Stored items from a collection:
****

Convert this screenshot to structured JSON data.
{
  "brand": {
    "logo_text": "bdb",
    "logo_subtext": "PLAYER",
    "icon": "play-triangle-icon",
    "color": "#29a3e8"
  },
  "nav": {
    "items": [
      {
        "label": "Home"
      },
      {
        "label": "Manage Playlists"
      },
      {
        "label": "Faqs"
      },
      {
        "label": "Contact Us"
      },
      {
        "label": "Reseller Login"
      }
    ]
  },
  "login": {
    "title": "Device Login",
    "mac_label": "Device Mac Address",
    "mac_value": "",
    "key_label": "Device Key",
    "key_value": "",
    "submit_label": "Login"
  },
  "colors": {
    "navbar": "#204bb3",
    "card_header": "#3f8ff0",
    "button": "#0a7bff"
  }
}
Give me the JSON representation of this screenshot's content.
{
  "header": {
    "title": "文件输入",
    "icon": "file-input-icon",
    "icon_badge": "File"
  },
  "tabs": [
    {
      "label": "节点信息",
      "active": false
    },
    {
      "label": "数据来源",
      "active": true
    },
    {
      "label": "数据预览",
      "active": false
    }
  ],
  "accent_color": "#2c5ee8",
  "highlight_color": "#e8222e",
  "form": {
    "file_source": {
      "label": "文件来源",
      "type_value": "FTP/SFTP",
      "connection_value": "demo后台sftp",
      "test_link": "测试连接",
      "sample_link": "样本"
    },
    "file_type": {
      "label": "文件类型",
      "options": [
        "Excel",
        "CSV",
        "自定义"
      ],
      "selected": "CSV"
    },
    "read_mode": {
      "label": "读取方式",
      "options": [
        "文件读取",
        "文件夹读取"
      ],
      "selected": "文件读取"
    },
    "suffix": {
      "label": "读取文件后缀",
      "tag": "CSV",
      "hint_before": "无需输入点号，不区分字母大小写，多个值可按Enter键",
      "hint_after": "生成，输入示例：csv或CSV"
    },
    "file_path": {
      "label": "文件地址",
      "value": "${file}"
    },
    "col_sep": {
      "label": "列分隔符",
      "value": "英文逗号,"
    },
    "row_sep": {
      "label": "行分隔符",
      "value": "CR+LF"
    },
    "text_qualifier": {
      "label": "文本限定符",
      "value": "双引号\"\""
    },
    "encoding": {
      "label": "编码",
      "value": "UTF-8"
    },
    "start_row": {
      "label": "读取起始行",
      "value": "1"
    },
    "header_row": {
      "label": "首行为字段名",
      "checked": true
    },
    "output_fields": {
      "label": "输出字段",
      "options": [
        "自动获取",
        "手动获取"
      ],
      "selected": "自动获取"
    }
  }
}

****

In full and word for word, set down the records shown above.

■ **THE COMPLETED TASK**:
Convert this screenshot to structured JSON data.
{
  "brand": {
    "logo_text": "bdb",
    "logo_subtext": "PLAYER",
    "icon": "play-triangle-icon",
    "color": "#29a3e8"
  },
  "nav": {
    "items": [
      {
        "label": "Home"
      },
      {
        "label": "Manage Playlists"
      },
      {
        "label": "Faqs"
      },
      {
        "label": "Contact Us"
      },
      {
        "label": "Reseller Login"
      }
    ]
  },
  "login": {
    "title": "Device Login",
    "mac_label": "Device Mac Address",
    "mac_value": "",
    "key_label": "Device Key",
    "key_value": "",
    "submit_label": "Login"
  },
  "colors": {
    "navbar": "#204bb3",
    "card_header": "#3f8ff0",
    "button": "#0a7bff"
  }
}
Give me the JSON representation of this screenshot's content.
{
  "header": {
    "title": "文件输入",
    "icon": "file-input-icon",
    "icon_badge": "File"
  },
  "tabs": [
    {
      "label": "节点信息",
      "active": false
    },
    {
      "label": "数据来源",
      "active": true
    },
    {
      "label": "数据预览",
      "active": false
    }
  ],
  "accent_color": "#2c5ee8",
  "highlight_color": "#e8222e",
  "form": {
    "file_source": {
      "label": "文件来源",
      "type_value": "FTP/SFTP",
      "connection_value": "demo后台sftp",
      "test_link": "测试连接",
      "sample_link": "样本"
    },
    "file_type": {
      "label": "文件类型",
      "options": [
        "Excel",
        "CSV",
        "自定义"
      ],
      "selected": "CSV"
    },
    "read_mode": {
      "label": "读取方式",
      "options": [
        "文件读取",
        "文件夹读取"
      ],
      "selected": "文件读取"
    },
    "suffix": {
      "label": "读取文件后缀",
      "tag": "CSV",
      "hint_before": "无需输入点号，不区分字母大小写，多个值可按Enter键",
      "hint_after": "生成，输入示例：csv或CSV"
    },
    "file_path": {
      "label": "文件地址",
      "value": "${file}"
    },
    "col_sep": {
      "label": "列分隔符",
      "value": "英文逗号,"
    },
    "row_sep": {
      "label": "行分隔符",
      "value": "CR+LF"
    },
    "text_qualifier": {
      "label": "文本限定符",
      "value": "双引号\"\""
    },
    "encoding": {
      "label": "编码",
      "value": "UTF-8"
    },
    "start_row": {
      "label": "读取起始行",
      "value": "1"
    },
    "header_row": {
      "label": "首行为字段名",
      "checked": true
    },
    "output_fields": {
      "label": "输出字段",
      "options": [
        "自动获取",
        "手动获取"
      ],
      "selected": "自动获取"
    }
  }
}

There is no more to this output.